─── SUPPLIED ENTRIES ───
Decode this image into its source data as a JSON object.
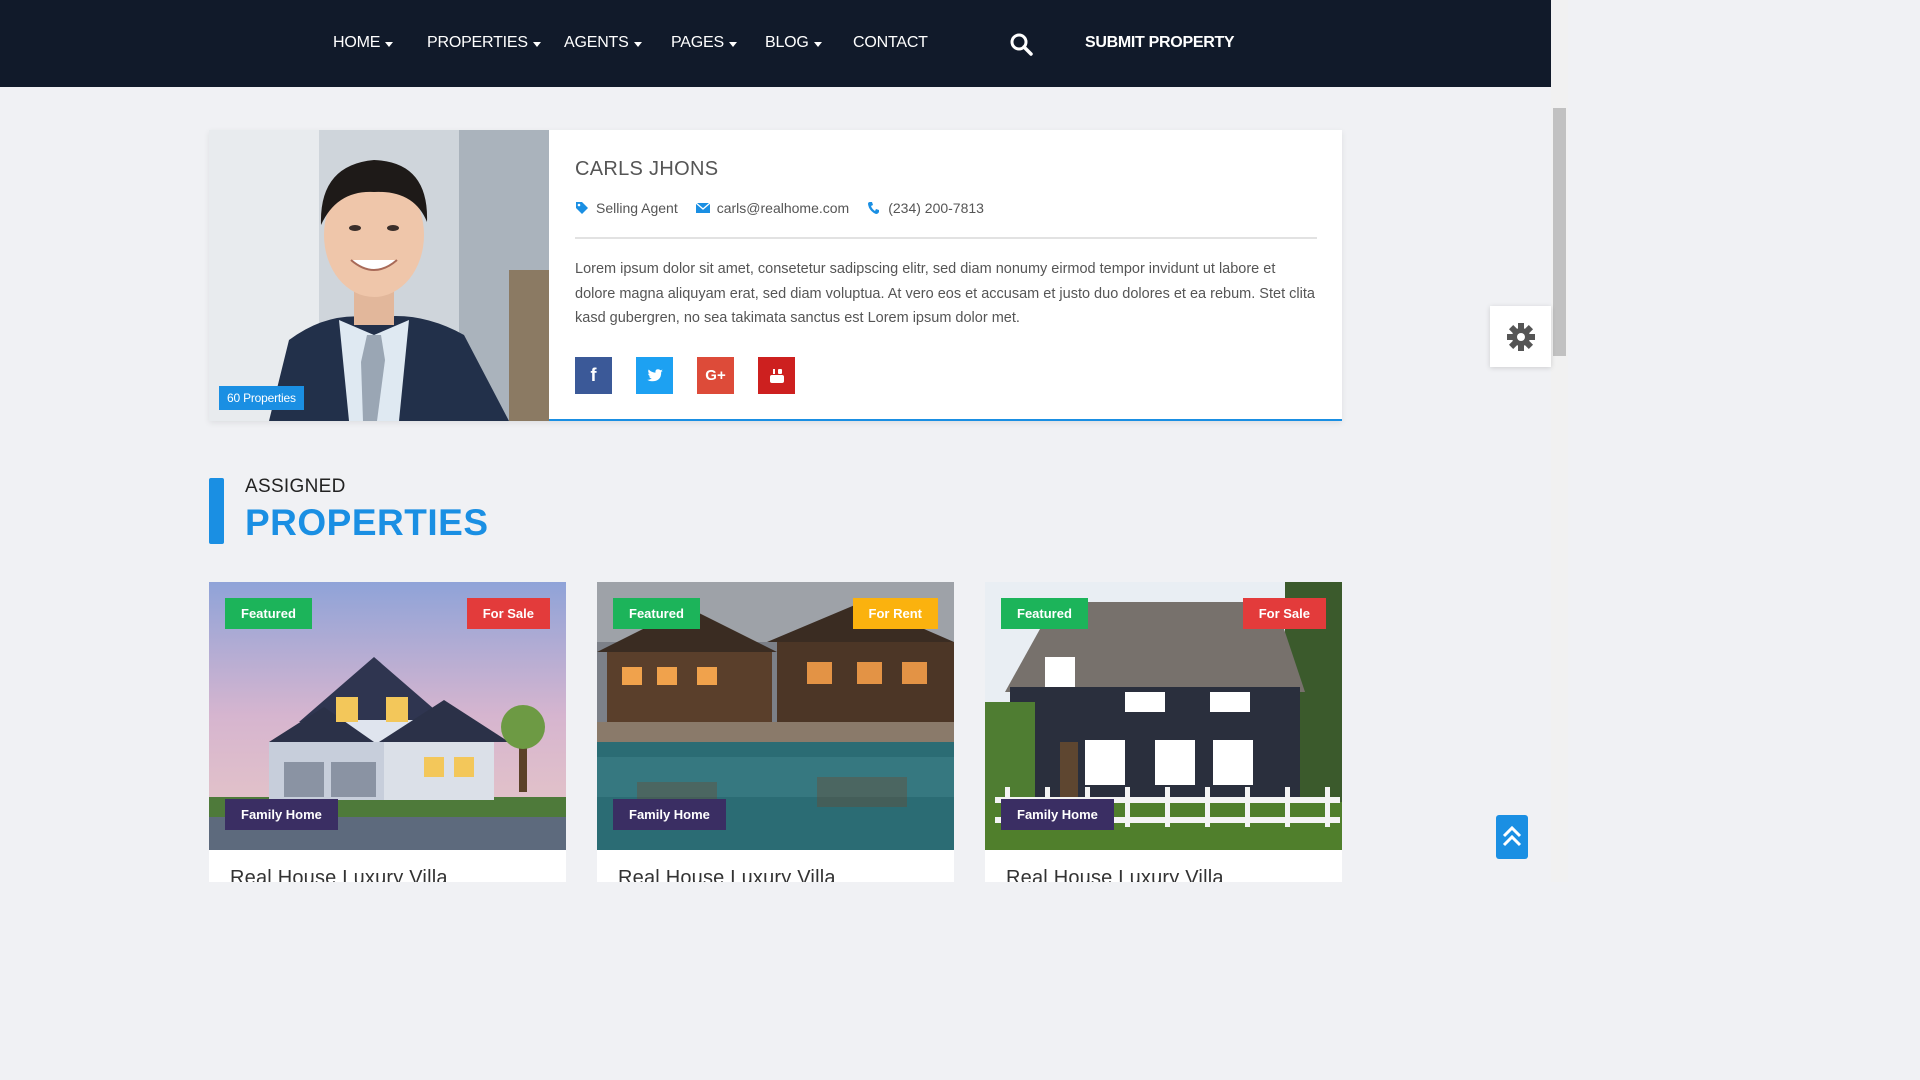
{
  "nav": {
    "items": [
      {
        "label": "HOME",
        "dropdown": true
      },
      {
        "label": "PROPERTIES",
        "dropdown": true
      },
      {
        "label": "AGENTS",
        "dropdown": true
      },
      {
        "label": "PAGES",
        "dropdown": true
      },
      {
        "label": "BLOG",
        "dropdown": true
      },
      {
        "label": "CONTACT",
        "dropdown": false
      }
    ],
    "submit_label": "SUBMIT PROPERTY",
    "search_icon": "search-icon"
  },
  "agent": {
    "name": "CARLS JHONS",
    "role": "Selling Agent",
    "email": "carls@realhome.com",
    "phone": "(234) 200-7813",
    "property_count": "60 Properties",
    "bio": "Lorem ipsum dolor sit amet, consetetur sadipscing elitr, sed diam nonumy eirmod tempor invidunt ut labore et dolore magna aliquyam erat, sed diam voluptua. At vero eos et accusam et justo duo dolores et ea rebum. Stet clita kasd gubergren, no sea takimata sanctus est Lorem ipsum dolor met.",
    "socials": {
      "facebook": "f",
      "twitter": "t",
      "google": "G+",
      "youtube": "You Tube"
    }
  },
  "section": {
    "small": "ASSIGNED",
    "big": "PROPERTIES"
  },
  "properties": [
    {
      "featured": "Featured",
      "status": "For Sale",
      "status_color": "#e33b3b",
      "type": "Family Home",
      "title": "Real House Luxury Villa"
    },
    {
      "featured": "Featured",
      "status": "For Rent",
      "status_color": "#fbb20e",
      "type": "Family Home",
      "title": "Real House Luxury Villa"
    },
    {
      "featured": "Featured",
      "status": "For Sale",
      "status_color": "#e33b3b",
      "type": "Family Home",
      "title": "Real House Luxury Villa"
    }
  ],
  "colors": {
    "accent": "#1a8fe3",
    "nav_bg": "#111a2a",
    "featured": "#1cb45a",
    "type_badge": "#3a2e63"
  }
}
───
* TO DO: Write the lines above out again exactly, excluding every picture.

* RESULT:
Decode this image into its source data as a JSON object.
{
  "nav": {
    "items": [
      {
        "label": "HOME",
        "dropdown": true
      },
      {
        "label": "PROPERTIES",
        "dropdown": true
      },
      {
        "label": "AGENTS",
        "dropdown": true
      },
      {
        "label": "PAGES",
        "dropdown": true
      },
      {
        "label": "BLOG",
        "dropdown": true
      },
      {
        "label": "CONTACT",
        "dropdown": false
      }
    ],
    "submit_label": "SUBMIT PROPERTY",
    "search_icon": "search-icon"
  },
  "agent": {
    "name": "CARLS JHONS",
    "role": "Selling Agent",
    "email": "carls@realhome.com",
    "phone": "(234) 200-7813",
    "property_count": "60 Properties",
    "bio": "Lorem ipsum dolor sit amet, consetetur sadipscing elitr, sed diam nonumy eirmod tempor invidunt ut labore et dolore magna aliquyam erat, sed diam voluptua. At vero eos et accusam et justo duo dolores et ea rebum. Stet clita kasd gubergren, no sea takimata sanctus est Lorem ipsum dolor met.",
    "socials": {
      "facebook": "f",
      "twitter": "t",
      "google": "G+",
      "youtube": "You Tube"
    }
  },
  "section": {
    "small": "ASSIGNED",
    "big": "PROPERTIES"
  },
  "properties": [
    {
      "featured": "Featured",
      "status": "For Sale",
      "status_color": "#e33b3b",
      "type": "Family Home",
      "title": "Real House Luxury Villa"
    },
    {
      "featured": "Featured",
      "status": "For Rent",
      "status_color": "#fbb20e",
      "type": "Family Home",
      "title": "Real House Luxury Villa"
    },
    {
      "featured": "Featured",
      "status": "For Sale",
      "status_color": "#e33b3b",
      "type": "Family Home",
      "title": "Real House Luxury Villa"
    }
  ],
  "colors": {
    "accent": "#1a8fe3",
    "nav_bg": "#111a2a",
    "featured": "#1cb45a",
    "type_badge": "#3a2e63"
  }
}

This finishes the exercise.